    Are we there yet? Who knows? Metrolinx’s indecipherable 2009 Mission is virtually useless in guiding GTA PT mode choice.

    For example, we need to enunciate, something like:

    1. Achieve GTA public transit 25% modal share (2011 MTO TT*: TO ~25%, 905 single-digit);
    2. Travel to/from downtown Toronto (35% of its jobs) within 1 hour from anywhere in city;
    3. Seamless travel across present 416/905 boundary w/o 100% fare penalty;
    4. GTA One-Fare via 2-hour time based transfer.
    To make 12/18/30+ year investment decisions without a network framework of overarching GTA transit goals to guide network mode choices is complete hooey—and yet that’s what Metrolinx, John Tory, Olivia Chow, Karen Stintz, David Soknacki, and their supporters, et al are doing!

    After the Sheppard stubway’s low ridership, after the St. Clair LRT construction snafus, etc.… “Fooled me once shame on you, fooled me twice shame on me” …it’s no wonder the public is reluctant to have an ‘adult conversation’ on funding public transit when their proponents think they can fool all the people all the time on the true benefits of the proposed public transit investments.

    *MTO Transportation Tomorrow Study 2011:

    ** Metrolinx Mission:

  3. While at times I have respect for many Councillors (including deBaeremaeker who still bikes in a long distance to set an example to others including myself), the Council meeting in late 2013 was very painful given the mathemagics and strong whiff of misrepresentation. It did spawn a new term tho: Clowncil.

  4. In the last set of bullets, it is interesting to see the internal thinking about the STC station location.

    Any of the documents that have been released (including the PDF linked from the article!) show an alignment along McCowan, with a uselessly relocated STC station at McCowan and Progress, well away from the area from which the majority of riders are drawn. It is good to see that at least planners are trying to get it at least closer to the existing station location. (Of course, there hasn’t even been an EA started yet. An EA would be needed to consider alternative alignments and station technologies. If I wanted to be snarky, I would say that an EA should also consider alternate technologies!)
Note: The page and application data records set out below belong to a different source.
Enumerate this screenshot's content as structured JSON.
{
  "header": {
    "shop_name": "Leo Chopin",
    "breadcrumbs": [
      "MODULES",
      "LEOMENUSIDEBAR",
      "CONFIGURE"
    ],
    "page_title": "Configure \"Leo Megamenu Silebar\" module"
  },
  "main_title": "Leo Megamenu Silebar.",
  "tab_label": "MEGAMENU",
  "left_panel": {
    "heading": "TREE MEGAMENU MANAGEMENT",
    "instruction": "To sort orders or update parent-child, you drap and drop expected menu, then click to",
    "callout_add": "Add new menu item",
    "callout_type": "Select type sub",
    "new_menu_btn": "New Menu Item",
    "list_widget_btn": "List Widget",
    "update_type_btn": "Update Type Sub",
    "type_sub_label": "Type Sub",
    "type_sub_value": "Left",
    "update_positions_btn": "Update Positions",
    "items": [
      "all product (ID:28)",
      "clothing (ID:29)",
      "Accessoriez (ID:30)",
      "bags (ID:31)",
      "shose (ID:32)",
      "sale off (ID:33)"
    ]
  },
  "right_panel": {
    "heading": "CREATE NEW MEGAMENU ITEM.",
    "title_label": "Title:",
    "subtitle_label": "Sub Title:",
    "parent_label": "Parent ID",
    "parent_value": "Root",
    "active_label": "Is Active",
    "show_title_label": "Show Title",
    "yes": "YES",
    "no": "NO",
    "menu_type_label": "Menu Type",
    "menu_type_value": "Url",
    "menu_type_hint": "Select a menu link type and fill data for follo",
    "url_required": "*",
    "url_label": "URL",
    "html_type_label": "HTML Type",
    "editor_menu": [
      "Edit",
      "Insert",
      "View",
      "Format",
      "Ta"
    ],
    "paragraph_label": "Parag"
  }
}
    I think the Kennedy GO connection is a red herring. Kennedy GO may be new, but there are other comparable examples (Kipling GO; Bloor GO; Danforth GO) that also all have low ridership and low transfer activity. Partly related to fares, partly to schedule, partly to inconvenience of making transfer, partly to proximity to downtown destinations (the farther your destination is from Union Station, the less the time savings from the express trip on GO, especially if some of the time savings are eaten up by a transfer to service that runs less frequently than the subway).

  5. Mr. Soknacki,

    Two things to note on your walking tour.
    1. The B-D subway extension go through some undevelopeable areas and is a complete waste of money.
    2. The residents of Scarborough want and demand a connection to the heart of the City without a transfer, and have the demand to justify it.

    The solution is to find a compromise. Connec the SRT/LRT with the ECLRT. To handle the extra passengers, elevate ECLRT from Kennedy to DVP. This can be done for about $500M – a far cry from the $1.5B needed from the B-D subway extension. This line would go from Malvern to Mount Dennis (and eventually Pearson), with connections to B-D subway for downtown north, GO for downtown Union, the DRL for the Financial Distric, Yonge for other parts of downtown, Spadina for York U, UofT south, Queens Park and Hospital row – and to Pearson with no transfer.

    If you look at this logically, this compromise solution will not only satisfy many more people, it is far less expensive than the subway option. So please, instead of pursuing the expensive subway or the rejected SRT/LRT – look at the elevated Eglinton.